May said that her fellow countrymen and women “should look to what President Trump has done,” pointing to his support for Nato.

“I know a number of people were concerned before he became president about his statements about America’s commitment to NATO,” Mrs May said. “Nato has been the bedrock of Europe security. I was very pleased when I came over to see him, shortly after his inauguration, that he gave an absolute 100 percent commitment to NATO.”

Mrs May said that when she disagreed with Trump's positions, including his decision to pull out of the Paris Climate Accord, it actually demonstrated how robust the bond between the countries was.

“I think the point about the special relationship between the UK and the US is that when we do disagree we’re able to say so. And pretty bluntly. On the Paris issue that you talk about, the Paris Climate Change Agreement, I’ve made very clear I was dismayed when America decided to pull out of that. And I, as I’ve said to President Trump, I hope that they’ll be ... able to find a way for America to come back into the agreement.”

As the first foreign leader to meet Trump at the White House in January, Britain’s prime minister extended an invitation for Mr Trump to visit the UK. Stephanopoulos asked if that visit was still going to happen.

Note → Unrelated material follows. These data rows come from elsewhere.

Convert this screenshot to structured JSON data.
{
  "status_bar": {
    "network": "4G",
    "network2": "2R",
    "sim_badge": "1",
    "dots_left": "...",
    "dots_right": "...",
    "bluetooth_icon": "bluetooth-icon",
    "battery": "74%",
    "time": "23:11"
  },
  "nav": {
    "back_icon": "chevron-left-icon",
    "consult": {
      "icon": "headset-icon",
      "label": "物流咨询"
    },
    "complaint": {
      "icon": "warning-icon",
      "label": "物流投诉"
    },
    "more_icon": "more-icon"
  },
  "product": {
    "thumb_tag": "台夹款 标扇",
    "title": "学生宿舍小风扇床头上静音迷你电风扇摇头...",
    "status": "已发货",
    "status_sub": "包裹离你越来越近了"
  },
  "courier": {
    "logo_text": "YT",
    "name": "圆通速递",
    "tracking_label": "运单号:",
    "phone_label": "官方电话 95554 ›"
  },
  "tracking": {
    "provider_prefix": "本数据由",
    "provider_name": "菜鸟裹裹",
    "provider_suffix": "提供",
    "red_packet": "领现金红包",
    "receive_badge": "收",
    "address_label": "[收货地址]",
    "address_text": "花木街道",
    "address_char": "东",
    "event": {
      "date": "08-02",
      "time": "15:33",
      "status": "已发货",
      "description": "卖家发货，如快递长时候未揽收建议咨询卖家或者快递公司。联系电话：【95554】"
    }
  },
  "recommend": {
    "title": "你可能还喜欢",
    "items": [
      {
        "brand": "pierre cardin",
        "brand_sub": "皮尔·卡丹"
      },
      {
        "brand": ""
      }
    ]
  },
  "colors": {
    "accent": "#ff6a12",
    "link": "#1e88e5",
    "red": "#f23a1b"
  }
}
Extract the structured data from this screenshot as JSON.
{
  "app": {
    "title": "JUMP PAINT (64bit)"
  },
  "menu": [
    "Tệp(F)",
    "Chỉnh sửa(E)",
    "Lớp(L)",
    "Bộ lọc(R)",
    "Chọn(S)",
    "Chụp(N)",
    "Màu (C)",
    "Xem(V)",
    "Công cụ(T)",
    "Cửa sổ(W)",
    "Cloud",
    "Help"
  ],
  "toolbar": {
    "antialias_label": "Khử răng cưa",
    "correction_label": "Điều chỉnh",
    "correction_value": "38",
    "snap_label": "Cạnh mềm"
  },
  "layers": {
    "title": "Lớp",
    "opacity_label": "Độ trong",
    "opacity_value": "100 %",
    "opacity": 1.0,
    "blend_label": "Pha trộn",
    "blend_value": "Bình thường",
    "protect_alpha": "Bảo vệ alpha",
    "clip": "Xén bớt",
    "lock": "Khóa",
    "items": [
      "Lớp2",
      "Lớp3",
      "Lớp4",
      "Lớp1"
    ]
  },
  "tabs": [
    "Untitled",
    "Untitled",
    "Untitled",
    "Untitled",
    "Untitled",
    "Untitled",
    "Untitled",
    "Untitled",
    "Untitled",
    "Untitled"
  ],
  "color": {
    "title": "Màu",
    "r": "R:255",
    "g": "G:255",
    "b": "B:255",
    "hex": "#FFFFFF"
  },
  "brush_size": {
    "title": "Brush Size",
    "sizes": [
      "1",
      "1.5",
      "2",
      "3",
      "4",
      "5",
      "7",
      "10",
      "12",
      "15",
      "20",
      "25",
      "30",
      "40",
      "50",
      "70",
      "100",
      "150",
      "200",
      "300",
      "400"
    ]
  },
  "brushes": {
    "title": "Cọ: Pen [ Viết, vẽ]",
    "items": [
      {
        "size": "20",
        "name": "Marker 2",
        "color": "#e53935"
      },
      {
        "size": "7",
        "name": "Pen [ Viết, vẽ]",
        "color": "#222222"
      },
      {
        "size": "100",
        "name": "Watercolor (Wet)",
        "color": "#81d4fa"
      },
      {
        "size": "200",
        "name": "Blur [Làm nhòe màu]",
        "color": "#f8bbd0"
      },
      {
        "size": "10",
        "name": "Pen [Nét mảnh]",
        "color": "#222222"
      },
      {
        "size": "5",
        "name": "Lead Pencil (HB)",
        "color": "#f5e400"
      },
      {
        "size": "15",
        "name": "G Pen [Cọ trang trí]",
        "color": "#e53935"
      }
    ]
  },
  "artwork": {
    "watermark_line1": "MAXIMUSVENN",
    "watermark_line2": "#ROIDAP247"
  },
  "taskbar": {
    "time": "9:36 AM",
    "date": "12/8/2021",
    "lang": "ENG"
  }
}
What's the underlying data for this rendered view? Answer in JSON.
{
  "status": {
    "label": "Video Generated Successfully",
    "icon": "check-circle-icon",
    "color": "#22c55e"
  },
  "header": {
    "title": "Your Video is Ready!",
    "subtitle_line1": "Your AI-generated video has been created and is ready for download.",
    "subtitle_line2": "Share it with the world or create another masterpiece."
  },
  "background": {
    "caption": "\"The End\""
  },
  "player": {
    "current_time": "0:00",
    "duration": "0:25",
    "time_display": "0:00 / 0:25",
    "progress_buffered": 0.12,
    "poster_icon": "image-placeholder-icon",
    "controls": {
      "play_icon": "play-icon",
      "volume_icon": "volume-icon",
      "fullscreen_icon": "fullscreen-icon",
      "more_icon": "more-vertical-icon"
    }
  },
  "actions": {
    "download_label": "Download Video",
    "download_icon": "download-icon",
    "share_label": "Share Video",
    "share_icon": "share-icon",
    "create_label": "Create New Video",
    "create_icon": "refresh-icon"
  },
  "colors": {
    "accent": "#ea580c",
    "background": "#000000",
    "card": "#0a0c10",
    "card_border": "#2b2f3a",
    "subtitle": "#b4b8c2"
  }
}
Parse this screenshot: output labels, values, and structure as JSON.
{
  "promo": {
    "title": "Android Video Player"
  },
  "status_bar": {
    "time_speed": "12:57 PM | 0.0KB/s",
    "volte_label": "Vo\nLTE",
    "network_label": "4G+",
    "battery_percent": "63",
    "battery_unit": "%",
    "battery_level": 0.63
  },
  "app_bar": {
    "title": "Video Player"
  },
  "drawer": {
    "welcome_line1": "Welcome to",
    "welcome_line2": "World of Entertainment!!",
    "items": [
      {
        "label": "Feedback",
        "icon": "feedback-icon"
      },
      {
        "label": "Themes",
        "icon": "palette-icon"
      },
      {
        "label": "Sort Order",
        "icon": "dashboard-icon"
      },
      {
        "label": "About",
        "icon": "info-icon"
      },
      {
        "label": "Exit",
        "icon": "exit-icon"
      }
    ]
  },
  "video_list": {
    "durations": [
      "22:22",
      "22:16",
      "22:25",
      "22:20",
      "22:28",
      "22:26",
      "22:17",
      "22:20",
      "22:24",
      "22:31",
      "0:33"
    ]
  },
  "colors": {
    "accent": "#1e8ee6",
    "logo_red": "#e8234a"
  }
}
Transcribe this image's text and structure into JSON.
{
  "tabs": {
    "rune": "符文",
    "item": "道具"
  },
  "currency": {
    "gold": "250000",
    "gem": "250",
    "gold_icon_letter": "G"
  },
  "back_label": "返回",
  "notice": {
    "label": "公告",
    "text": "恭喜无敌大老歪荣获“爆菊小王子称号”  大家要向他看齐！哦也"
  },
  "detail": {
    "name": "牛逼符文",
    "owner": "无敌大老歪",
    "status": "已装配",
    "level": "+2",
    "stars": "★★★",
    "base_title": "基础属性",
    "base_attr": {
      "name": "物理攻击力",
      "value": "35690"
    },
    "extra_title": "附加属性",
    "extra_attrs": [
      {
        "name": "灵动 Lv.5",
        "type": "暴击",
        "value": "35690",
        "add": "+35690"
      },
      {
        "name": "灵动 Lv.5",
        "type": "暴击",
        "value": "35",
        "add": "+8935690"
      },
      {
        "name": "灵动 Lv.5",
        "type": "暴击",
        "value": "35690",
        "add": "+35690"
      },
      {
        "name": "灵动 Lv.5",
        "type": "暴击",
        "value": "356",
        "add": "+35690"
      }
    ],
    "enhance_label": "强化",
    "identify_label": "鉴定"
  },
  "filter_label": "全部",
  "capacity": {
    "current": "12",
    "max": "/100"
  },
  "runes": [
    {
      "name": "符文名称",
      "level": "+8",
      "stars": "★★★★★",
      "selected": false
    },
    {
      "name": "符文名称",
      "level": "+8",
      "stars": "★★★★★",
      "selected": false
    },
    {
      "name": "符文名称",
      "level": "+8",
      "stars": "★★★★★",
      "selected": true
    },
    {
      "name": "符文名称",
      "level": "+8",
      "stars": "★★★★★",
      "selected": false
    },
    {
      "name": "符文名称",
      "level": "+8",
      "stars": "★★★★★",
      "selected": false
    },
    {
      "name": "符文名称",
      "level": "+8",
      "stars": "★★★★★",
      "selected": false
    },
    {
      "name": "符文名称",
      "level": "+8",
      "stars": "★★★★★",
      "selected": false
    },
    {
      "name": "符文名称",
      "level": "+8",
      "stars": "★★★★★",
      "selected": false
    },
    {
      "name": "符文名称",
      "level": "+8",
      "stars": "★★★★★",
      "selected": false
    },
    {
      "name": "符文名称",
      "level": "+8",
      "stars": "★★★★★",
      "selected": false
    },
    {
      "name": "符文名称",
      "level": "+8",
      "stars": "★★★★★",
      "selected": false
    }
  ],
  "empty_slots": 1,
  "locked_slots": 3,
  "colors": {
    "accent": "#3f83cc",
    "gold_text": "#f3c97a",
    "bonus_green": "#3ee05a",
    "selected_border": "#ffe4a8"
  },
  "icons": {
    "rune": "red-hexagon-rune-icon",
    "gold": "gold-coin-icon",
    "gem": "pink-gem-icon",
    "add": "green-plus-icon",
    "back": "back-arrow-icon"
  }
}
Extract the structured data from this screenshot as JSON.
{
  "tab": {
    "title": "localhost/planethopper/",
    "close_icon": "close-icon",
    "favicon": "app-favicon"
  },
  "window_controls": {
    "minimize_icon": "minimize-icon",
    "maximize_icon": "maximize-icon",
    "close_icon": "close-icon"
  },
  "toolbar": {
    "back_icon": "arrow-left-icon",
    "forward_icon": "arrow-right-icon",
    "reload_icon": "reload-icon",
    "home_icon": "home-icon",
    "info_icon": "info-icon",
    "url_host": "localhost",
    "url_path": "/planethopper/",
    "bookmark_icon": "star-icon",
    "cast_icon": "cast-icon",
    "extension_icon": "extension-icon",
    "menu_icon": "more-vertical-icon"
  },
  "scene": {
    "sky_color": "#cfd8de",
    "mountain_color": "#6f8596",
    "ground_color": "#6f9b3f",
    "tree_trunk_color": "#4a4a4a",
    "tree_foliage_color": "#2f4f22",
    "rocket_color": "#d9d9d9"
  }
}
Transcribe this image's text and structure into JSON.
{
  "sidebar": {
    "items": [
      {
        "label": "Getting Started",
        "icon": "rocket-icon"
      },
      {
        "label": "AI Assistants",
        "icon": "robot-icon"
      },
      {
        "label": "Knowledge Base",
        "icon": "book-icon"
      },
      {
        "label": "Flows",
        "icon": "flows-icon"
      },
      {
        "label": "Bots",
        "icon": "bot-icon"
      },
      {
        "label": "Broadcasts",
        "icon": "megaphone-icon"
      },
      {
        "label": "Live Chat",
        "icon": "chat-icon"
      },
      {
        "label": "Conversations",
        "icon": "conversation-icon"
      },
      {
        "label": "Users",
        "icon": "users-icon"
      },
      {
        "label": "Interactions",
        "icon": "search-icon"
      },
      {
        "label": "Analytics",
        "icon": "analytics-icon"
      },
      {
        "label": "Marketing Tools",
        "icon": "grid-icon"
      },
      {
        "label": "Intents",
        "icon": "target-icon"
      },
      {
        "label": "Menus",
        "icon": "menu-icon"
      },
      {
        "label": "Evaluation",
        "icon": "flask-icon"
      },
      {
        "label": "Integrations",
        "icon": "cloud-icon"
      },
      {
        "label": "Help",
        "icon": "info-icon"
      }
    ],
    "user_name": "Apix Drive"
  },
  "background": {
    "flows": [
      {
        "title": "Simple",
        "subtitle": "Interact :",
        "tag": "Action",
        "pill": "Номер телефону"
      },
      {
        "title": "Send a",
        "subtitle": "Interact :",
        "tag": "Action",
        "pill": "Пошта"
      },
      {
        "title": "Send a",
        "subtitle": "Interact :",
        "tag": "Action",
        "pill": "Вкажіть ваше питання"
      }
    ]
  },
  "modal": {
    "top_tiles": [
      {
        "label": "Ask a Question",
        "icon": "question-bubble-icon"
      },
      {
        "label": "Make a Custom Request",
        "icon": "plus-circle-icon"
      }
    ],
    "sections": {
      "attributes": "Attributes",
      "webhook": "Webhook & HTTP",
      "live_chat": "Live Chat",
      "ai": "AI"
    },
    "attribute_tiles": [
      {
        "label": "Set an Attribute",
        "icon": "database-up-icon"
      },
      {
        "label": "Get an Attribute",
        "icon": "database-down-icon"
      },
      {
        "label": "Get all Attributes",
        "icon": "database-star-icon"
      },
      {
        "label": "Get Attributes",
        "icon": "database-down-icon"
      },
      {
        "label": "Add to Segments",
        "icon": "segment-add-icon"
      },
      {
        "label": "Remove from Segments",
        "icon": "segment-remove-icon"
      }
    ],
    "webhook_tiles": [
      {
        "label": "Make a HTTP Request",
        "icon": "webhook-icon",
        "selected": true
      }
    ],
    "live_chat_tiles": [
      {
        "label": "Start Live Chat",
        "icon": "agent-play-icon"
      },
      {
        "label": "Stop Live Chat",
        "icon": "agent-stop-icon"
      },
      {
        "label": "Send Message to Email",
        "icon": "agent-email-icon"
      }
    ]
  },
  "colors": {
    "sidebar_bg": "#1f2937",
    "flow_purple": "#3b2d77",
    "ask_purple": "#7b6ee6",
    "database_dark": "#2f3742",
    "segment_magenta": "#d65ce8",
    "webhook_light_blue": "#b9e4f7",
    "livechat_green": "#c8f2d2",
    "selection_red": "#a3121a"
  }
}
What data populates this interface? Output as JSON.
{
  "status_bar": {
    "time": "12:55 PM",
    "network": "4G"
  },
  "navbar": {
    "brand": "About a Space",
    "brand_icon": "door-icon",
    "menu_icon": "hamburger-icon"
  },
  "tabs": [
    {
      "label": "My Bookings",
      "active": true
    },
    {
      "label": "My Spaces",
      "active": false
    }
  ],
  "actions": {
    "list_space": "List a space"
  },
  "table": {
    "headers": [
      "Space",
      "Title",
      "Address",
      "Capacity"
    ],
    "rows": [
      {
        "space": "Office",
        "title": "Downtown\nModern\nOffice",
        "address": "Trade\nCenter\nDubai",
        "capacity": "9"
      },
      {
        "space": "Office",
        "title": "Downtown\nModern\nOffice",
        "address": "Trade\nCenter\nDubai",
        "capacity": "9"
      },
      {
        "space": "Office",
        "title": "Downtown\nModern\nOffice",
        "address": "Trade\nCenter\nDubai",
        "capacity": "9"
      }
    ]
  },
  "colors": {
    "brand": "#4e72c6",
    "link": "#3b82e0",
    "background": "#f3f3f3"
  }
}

“Her Majesty the Queen issued the invitation,” May said. “The president has accepted it. It’s just a question of getting dates ... and sorting out the logistics.”